I can’t imagine trying to drive a vehicle with chains on the front wheels, even for a short distance. It would be horrible. Driving with chains on the rear wheels is horrible.
Spinning the front tires with chains on them would make you think the car was destroying itself, and might jar the fillings loose from your teeth. You would not want to experience this for more than a few seconds.
If the front tires were spinning freely in the slush I have to suspect the chains were not on the front tires.
Chains on the front, however, would work until the snow was deep enough to lift the vehicle off the road. In this case it would take at least five or six inches of snow, probably more, to make chains ineffectual.
Something very important is missing from this story.
Hi there everyone,
Thanks so much for all the help. I’ll try and provide more information, based on what you’ve said/asked here:
a) the chains were on the front tires, as it’s a front wheel drive car
b) there didn’t seem to be any “snowplowing” effect that I could see. I wasn’t looking for that specifically, but I did get out to check that the chains were tight, and there wasn’t a build-up of slush in front of the vehicle.
c) they weren’t chains as in chain-links, but rather those cable type things.
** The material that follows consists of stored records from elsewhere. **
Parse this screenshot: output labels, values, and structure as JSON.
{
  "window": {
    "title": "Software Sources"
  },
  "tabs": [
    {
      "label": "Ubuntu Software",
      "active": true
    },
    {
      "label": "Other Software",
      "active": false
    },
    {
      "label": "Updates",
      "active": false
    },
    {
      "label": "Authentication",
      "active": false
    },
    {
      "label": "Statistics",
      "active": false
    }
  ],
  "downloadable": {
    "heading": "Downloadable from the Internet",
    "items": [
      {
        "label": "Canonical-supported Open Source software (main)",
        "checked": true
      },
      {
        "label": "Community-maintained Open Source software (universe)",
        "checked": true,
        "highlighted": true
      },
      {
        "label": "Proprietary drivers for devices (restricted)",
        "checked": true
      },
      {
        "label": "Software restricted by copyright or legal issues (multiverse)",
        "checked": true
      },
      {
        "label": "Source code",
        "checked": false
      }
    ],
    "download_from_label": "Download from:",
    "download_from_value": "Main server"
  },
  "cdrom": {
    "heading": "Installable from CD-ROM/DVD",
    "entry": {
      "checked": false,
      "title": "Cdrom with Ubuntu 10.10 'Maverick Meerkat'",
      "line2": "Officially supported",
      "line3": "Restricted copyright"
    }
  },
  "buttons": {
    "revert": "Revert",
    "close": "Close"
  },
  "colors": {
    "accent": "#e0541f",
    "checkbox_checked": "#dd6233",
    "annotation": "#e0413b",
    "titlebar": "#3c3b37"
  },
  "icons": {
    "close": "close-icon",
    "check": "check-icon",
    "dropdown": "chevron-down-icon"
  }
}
I’ve since been told that they can sometimes work against you by acting almost like ball-bearings.
d) it was a new Beetle
e) I don’t see any way to disable the traction control.
f) the chains were very tight–all the way on the last link AND tightened with bungee.
g) can’t get momentum going up the hill, as it’s a sharp turn to get onto the road (more than a 90 degree turn)
and lastly–I’m not sure I understand the comment about LA driving. I’m assuming you were making a joke, and that’s cool, but it was a bit ill-timed and inappropriate, as I’m just asking for help. And I grew up in North Carolina, driving in a fair range of weather, not that it really matters. LA doesn’t equal stupid and ineffectual.
To keep this easy (haha! NEVER!!)–Ultimately, I just want to know how effective y’all think snow tires would be in moderate slush/snow/etc (i.e. I’m not going up there in blizzard conditions w/o a 4WD, and even then I probably wouldn’t), and if I should get real snow tires or all-weather (considering the 1.5 hour drive on dry pavement before getting into the mountains.), as I know snow tires don’t do so well on anything but snow.
Oh, and the slush was only, like, 2-3 inches thick at the most. So the car was clearing it. Thank you!
Sometimes, especially if you have a heavy load of stuff in the back of the car, the weight unloads the front wheels and they lose traction. You can try going up the hill in reverse. Stop across the street from the base of the hill, line yourself up to go straight up the hill, in reverse, and then accelerate across the street hard and just maintain the energy going up. The more you push the gas going up the more likely you are to lose traction, so just maintain your speed.
Sure, it sounds nuts, but if you work at it it can get you there.